Work order
Lines of the listing below that contain the string "time" are to be returned.

== Supplied records ==

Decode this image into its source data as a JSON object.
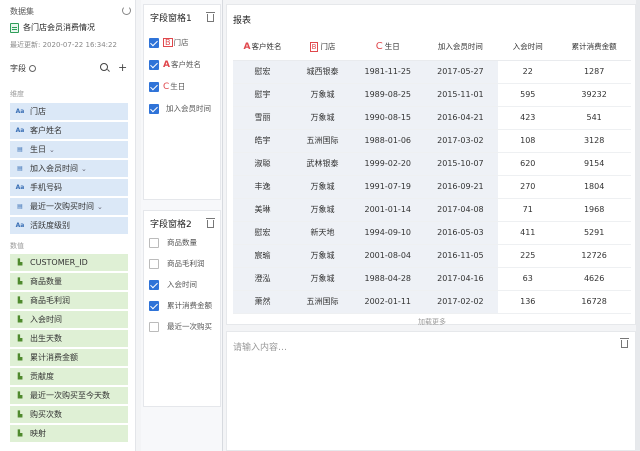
{
  "dataset": {
    "section_title": "数据集",
    "name": "各门店会员消费情况",
    "updated": "最近更新: 2020-07-22 16:34:22"
  },
  "fields_panel": {
    "label": "字段",
    "dimension_label": "维度",
    "measure_label": "数值",
    "dimensions": [
      {
        "icon": "Aa",
        "label": "门店",
        "chevron": false
      },
      {
        "icon": "Aa",
        "label": "客户姓名",
        "chevron": false
      },
      {
        "icon": "▤",
        "label": "生日",
        "chevron": true
      },
      {
        "icon": "▤",
        "label": "加入会员时间",
        "chevron": true
      },
      {
        "icon": "Aa",
        "label": "手机号码",
        "chevron": false
      },
      {
        "icon": "▤",
        "label": "最近一次购买时间",
        "chevron": true
      },
      {
        "icon": "Aa",
        "label": "活跃度级别",
        "chevron": false
      }
    ],
    "measures": [
      {
        "icon": "▮",
        "label": "CUSTOMER_ID"
      },
      {
        "icon": "▮",
        "label": "商品数量"
      },
      {
        "icon": "▮",
        "label": "商品毛利润"
      },
      {
        "icon": "▮",
        "label": "入会时间"
      },
      {
        "icon": "▮",
        "label": "出生天数"
      },
      {
        "icon": "▮",
        "label": "累计消费金额"
      },
      {
        "icon": "▮",
        "label": "贡献度"
      },
      {
        "icon": "▮",
        "label": "最近一次购买至今天数"
      },
      {
        "icon": "▮",
        "label": "购买次数"
      },
      {
        "icon": "▮",
        "label": "映射"
      }
    ]
  },
  "field_grid_1": {
    "title": "字段窗格1",
    "items": [
      {
        "type": "B",
        "label": "门店",
        "checked": true
      },
      {
        "type": "A",
        "label": "客户姓名",
        "checked": true
      },
      {
        "type": "C",
        "label": "生日",
        "checked": true
      },
      {
        "type": "",
        "label": "加入会员时间",
        "checked": true
      }
    ]
  },
  "field_grid_2": {
    "title": "字段窗格2",
    "items": [
      {
        "label": "商品数量",
        "checked": false
      },
      {
        "label": "商品毛利润",
        "checked": false
      },
      {
        "label": "入会时间",
        "checked": true
      },
      {
        "label": "累计消费金额",
        "checked": true
      },
      {
        "label": "最近一次购买",
        "checked": false
      }
    ]
  },
  "report": {
    "title": "报表",
    "columns": [
      {
        "prefix": "A",
        "label": "客户姓名"
      },
      {
        "prefix": "B",
        "label": "门店"
      },
      {
        "prefix": "C",
        "label": "生日"
      },
      {
        "prefix": "",
        "label": "加入会员时间"
      },
      {
        "prefix": "",
        "label": "入会时间"
      },
      {
        "prefix": "",
        "label": "累计消费金额"
      }
    ],
    "rows": [
      [
        "慰宏",
        "城西银泰",
        "1981-11-25",
        "2017-05-27",
        "22",
        "1287"
      ],
      [
        "慰宇",
        "万象城",
        "1989-08-25",
        "2015-11-01",
        "595",
        "39232"
      ],
      [
        "雪丽",
        "万象城",
        "1990-08-15",
        "2016-04-21",
        "423",
        "541"
      ],
      [
        "皓宇",
        "五洲国际",
        "1988-01-06",
        "2017-03-02",
        "108",
        "3128"
      ],
      [
        "淑聪",
        "武林银泰",
        "1999-02-20",
        "2015-10-07",
        "620",
        "9154"
      ],
      [
        "丰逸",
        "万象城",
        "1991-07-19",
        "2016-09-21",
        "270",
        "1804"
      ],
      [
        "美琳",
        "万象城",
        "2001-01-14",
        "2017-04-08",
        "71",
        "1968"
      ],
      [
        "慰宏",
        "新天地",
        "1994-09-10",
        "2016-05-03",
        "411",
        "5291"
      ],
      [
        "宸瑜",
        "万象城",
        "2001-08-04",
        "2016-11-05",
        "225",
        "12726"
      ],
      [
        "澄泓",
        "万象城",
        "1988-04-28",
        "2017-04-16",
        "63",
        "4626"
      ],
      [
        "萧然",
        "五洲国际",
        "2002-01-11",
        "2017-02-02",
        "136",
        "16728"
      ]
    ],
    "load_more": "加载更多"
  },
  "comment": {
    "placeholder": "请输入内容…"
  },
  "colors": {
    "accent": "#2f73d8",
    "dimension_bg": "#dbe8f7",
    "measure_bg": "#dff0d5",
    "type_letter": "#e0474c"
  }
}
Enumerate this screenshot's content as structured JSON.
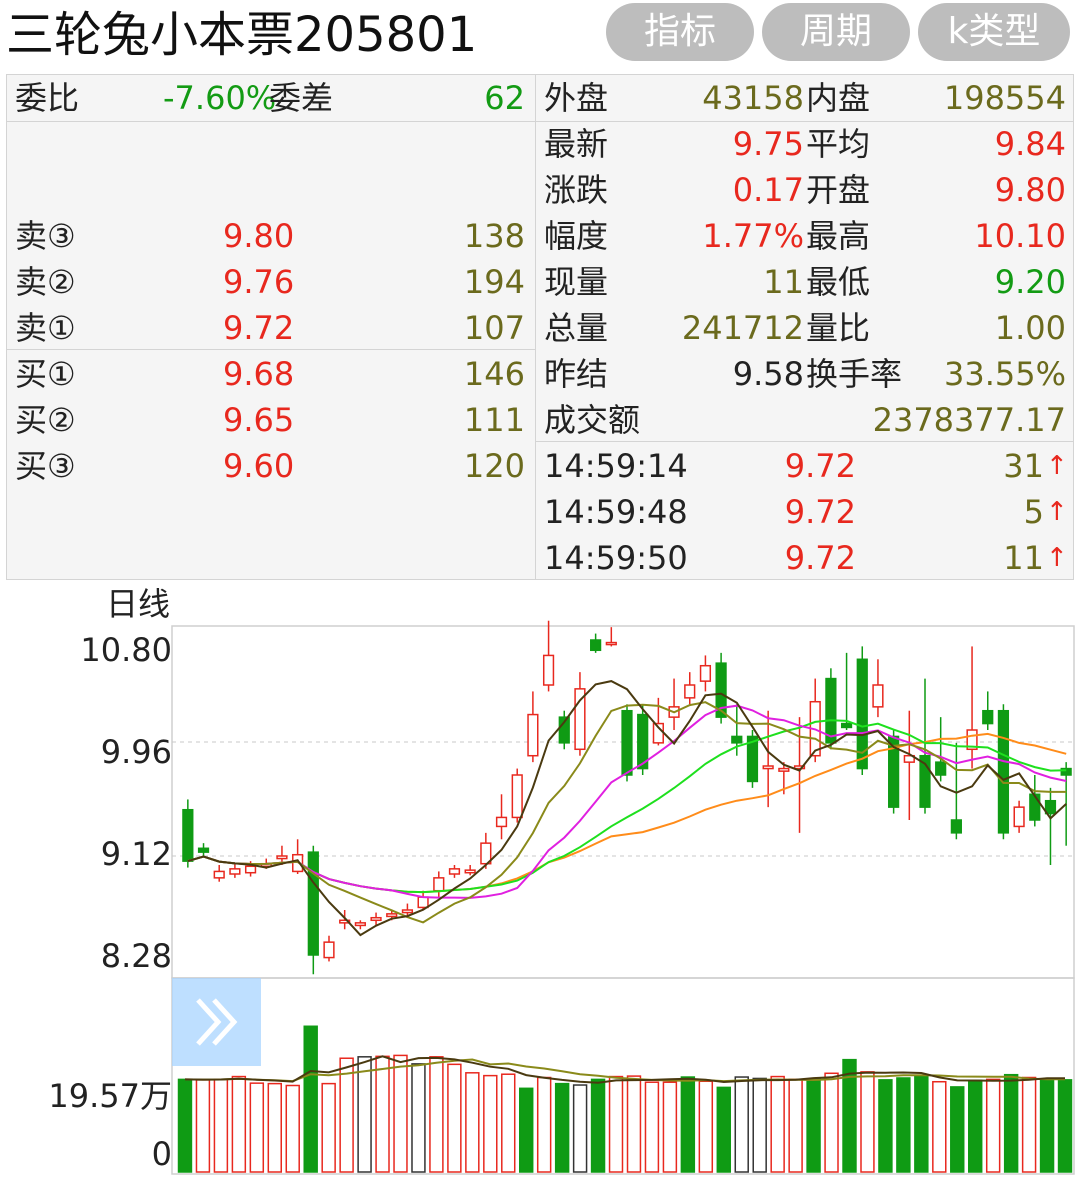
{
  "header": {
    "title": "三轮兔小本票205801",
    "buttons": [
      "指标",
      "周期",
      "k类型"
    ]
  },
  "left_panel": {
    "weibi_label": "委比",
    "weibi_value": "-7.60%",
    "weicha_label": "委差",
    "weicha_value": "62",
    "asks": [
      {
        "label": "卖③",
        "price": "9.80",
        "volume": "138"
      },
      {
        "label": "卖②",
        "price": "9.76",
        "volume": "194"
      },
      {
        "label": "卖①",
        "price": "9.72",
        "volume": "107"
      }
    ],
    "bids": [
      {
        "label": "买①",
        "price": "9.68",
        "volume": "146"
      },
      {
        "label": "买②",
        "price": "9.65",
        "volume": "111"
      },
      {
        "label": "买③",
        "price": "9.60",
        "volume": "120"
      }
    ]
  },
  "right_panel": {
    "waipan_label": "外盘",
    "waipan_value": "43158",
    "neipan_label": "内盘",
    "neipan_value": "198554",
    "stats": [
      {
        "l1": "最新",
        "v1": "9.75",
        "c1": "red",
        "l2": "平均",
        "v2": "9.84",
        "c2": "red"
      },
      {
        "l1": "涨跌",
        "v1": "0.17",
        "c1": "red",
        "l2": "开盘",
        "v2": "9.80",
        "c2": "red"
      },
      {
        "l1": "幅度",
        "v1": "1.77%",
        "c1": "red",
        "l2": "最高",
        "v2": "10.10",
        "c2": "red"
      },
      {
        "l1": "现量",
        "v1": "11",
        "c1": "olive",
        "l2": "最低",
        "v2": "9.20",
        "c2": "green"
      },
      {
        "l1": "总量",
        "v1": "241712",
        "c1": "olive",
        "l2": "量比",
        "v2": "1.00",
        "c2": "olive"
      },
      {
        "l1": "昨结",
        "v1": "9.58",
        "c1": "dark",
        "l2": "换手率",
        "v2": "33.55%",
        "c2": "olive"
      }
    ],
    "turnover_label": "成交额",
    "turnover_value": "2378377.17",
    "ticks": [
      {
        "time": "14:59:14",
        "price": "9.72",
        "volume": "31",
        "arrow": "↑"
      },
      {
        "time": "14:59:48",
        "price": "9.72",
        "volume": "5",
        "arrow": "↑"
      },
      {
        "time": "14:59:50",
        "price": "9.72",
        "volume": "11",
        "arrow": "↑"
      }
    ]
  },
  "chart": {
    "period_label": "日线",
    "price_axis": [
      "10.80",
      "9.96",
      "9.12",
      "8.28"
    ],
    "volume_axis": [
      "19.57万",
      "0"
    ],
    "colors": {
      "up": "#e8281e",
      "down": "#0f9b14",
      "ma5": "#4a3a10",
      "ma10": "#8a8a1a",
      "ma20": "#e020e0",
      "ma30": "#1ee01e",
      "ma60": "#ff8c1a"
    }
  },
  "chart_data": {
    "type": "candlestick",
    "ylim": [
      8.28,
      10.8
    ],
    "candles": [
      [
        9.48,
        9.08,
        9.56,
        9.03
      ],
      [
        9.18,
        9.15,
        9.22,
        9.12
      ],
      [
        8.95,
        9.0,
        9.05,
        8.92
      ],
      [
        8.98,
        9.02,
        9.06,
        8.95
      ],
      [
        8.99,
        9.04,
        9.08,
        8.96
      ],
      [
        9.04,
        9.06,
        9.1,
        9.02
      ],
      [
        9.1,
        9.12,
        9.2,
        9.05
      ],
      [
        9.0,
        9.13,
        9.25,
        8.98
      ],
      [
        9.15,
        8.35,
        9.2,
        8.2
      ],
      [
        8.33,
        8.45,
        8.5,
        8.3
      ],
      [
        8.6,
        8.62,
        8.7,
        8.55
      ],
      [
        8.58,
        8.6,
        8.62,
        8.55
      ],
      [
        8.62,
        8.64,
        8.68,
        8.58
      ],
      [
        8.65,
        8.67,
        8.7,
        8.62
      ],
      [
        8.68,
        8.7,
        8.75,
        8.65
      ],
      [
        8.72,
        8.8,
        8.85,
        8.7
      ],
      [
        8.85,
        8.95,
        9.0,
        8.8
      ],
      [
        8.98,
        9.02,
        9.05,
        8.95
      ],
      [
        8.99,
        9.01,
        9.05,
        8.97
      ],
      [
        9.06,
        9.22,
        9.3,
        9.02
      ],
      [
        9.35,
        9.42,
        9.6,
        9.25
      ],
      [
        9.42,
        9.75,
        9.8,
        9.38
      ],
      [
        9.9,
        10.22,
        10.4,
        9.85
      ],
      [
        10.45,
        10.68,
        10.95,
        10.4
      ],
      [
        10.2,
        10.0,
        10.25,
        9.95
      ],
      [
        9.95,
        10.42,
        10.55,
        9.9
      ],
      [
        10.8,
        10.72,
        10.85,
        10.7
      ],
      [
        10.77,
        10.78,
        10.9,
        10.75
      ],
      [
        10.25,
        9.75,
        10.3,
        9.7
      ],
      [
        10.22,
        9.8,
        10.3,
        9.75
      ],
      [
        10.0,
        10.15,
        10.35,
        9.98
      ],
      [
        10.2,
        10.28,
        10.5,
        10.1
      ],
      [
        10.35,
        10.45,
        10.55,
        10.3
      ],
      [
        10.48,
        10.6,
        10.68,
        10.4
      ],
      [
        10.62,
        10.2,
        10.7,
        10.15
      ],
      [
        10.05,
        10.0,
        10.3,
        9.9
      ],
      [
        10.05,
        9.7,
        10.1,
        9.65
      ],
      [
        9.8,
        9.82,
        10.25,
        9.5
      ],
      [
        9.78,
        9.8,
        9.85,
        9.6
      ],
      [
        9.8,
        9.82,
        10.2,
        9.3
      ],
      [
        9.9,
        10.32,
        10.5,
        9.85
      ],
      [
        10.5,
        10.0,
        10.58,
        9.95
      ],
      [
        10.15,
        10.12,
        10.7,
        10.1
      ],
      [
        10.65,
        9.8,
        10.75,
        9.75
      ],
      [
        10.28,
        10.45,
        10.65,
        10.2
      ],
      [
        10.05,
        9.5,
        10.1,
        9.45
      ],
      [
        9.85,
        9.9,
        10.25,
        9.4
      ],
      [
        9.9,
        9.5,
        10.5,
        9.45
      ],
      [
        9.85,
        9.75,
        10.2,
        9.7
      ],
      [
        9.4,
        9.3,
        10.0,
        9.25
      ],
      [
        9.95,
        10.1,
        10.75,
        9.8
      ],
      [
        10.25,
        10.15,
        10.4,
        10.1
      ],
      [
        10.25,
        9.3,
        10.3,
        9.25
      ],
      [
        9.35,
        9.5,
        9.55,
        9.3
      ],
      [
        9.6,
        9.4,
        9.75,
        9.35
      ],
      [
        9.55,
        9.45,
        9.65,
        9.05
      ],
      [
        9.8,
        9.75,
        9.85,
        9.2
      ]
    ],
    "volumes": [
      [
        19.7,
        "down"
      ],
      [
        19.6,
        "up"
      ],
      [
        19.7,
        "up"
      ],
      [
        20.3,
        "up"
      ],
      [
        18.9,
        "up"
      ],
      [
        18.8,
        "up"
      ],
      [
        18.4,
        "up"
      ],
      [
        31.0,
        "down"
      ],
      [
        18.8,
        "up"
      ],
      [
        24.2,
        "up"
      ],
      [
        24.5,
        "flat"
      ],
      [
        24.6,
        "up"
      ],
      [
        24.8,
        "up"
      ],
      [
        23.0,
        "flat"
      ],
      [
        24.5,
        "up"
      ],
      [
        22.9,
        "up"
      ],
      [
        21.1,
        "up"
      ],
      [
        20.5,
        "up"
      ],
      [
        20.8,
        "up"
      ],
      [
        17.8,
        "down"
      ],
      [
        20.1,
        "up"
      ],
      [
        18.8,
        "down"
      ],
      [
        18.5,
        "flat"
      ],
      [
        19.7,
        "down"
      ],
      [
        20.3,
        "up"
      ],
      [
        20.4,
        "up"
      ],
      [
        19.1,
        "up"
      ],
      [
        19.1,
        "up"
      ],
      [
        20.2,
        "down"
      ],
      [
        19.3,
        "up"
      ],
      [
        18.0,
        "down"
      ],
      [
        20.2,
        "flat"
      ],
      [
        19.9,
        "flat"
      ],
      [
        20.3,
        "up"
      ],
      [
        19.7,
        "up"
      ],
      [
        19.8,
        "down"
      ],
      [
        21.0,
        "up"
      ],
      [
        23.9,
        "down"
      ],
      [
        21.3,
        "up"
      ],
      [
        19.6,
        "down"
      ],
      [
        20.0,
        "down"
      ],
      [
        20.5,
        "down"
      ],
      [
        19.2,
        "up"
      ],
      [
        18.1,
        "down"
      ],
      [
        19.5,
        "down"
      ],
      [
        19.7,
        "up"
      ],
      [
        20.7,
        "down"
      ],
      [
        20.1,
        "up"
      ],
      [
        19.7,
        "down"
      ],
      [
        19.6,
        "down"
      ]
    ]
  }
}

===

Exercise answer
        "time": "14:59:14",
        "time": "14:59:48",
        "time": "14:59:50",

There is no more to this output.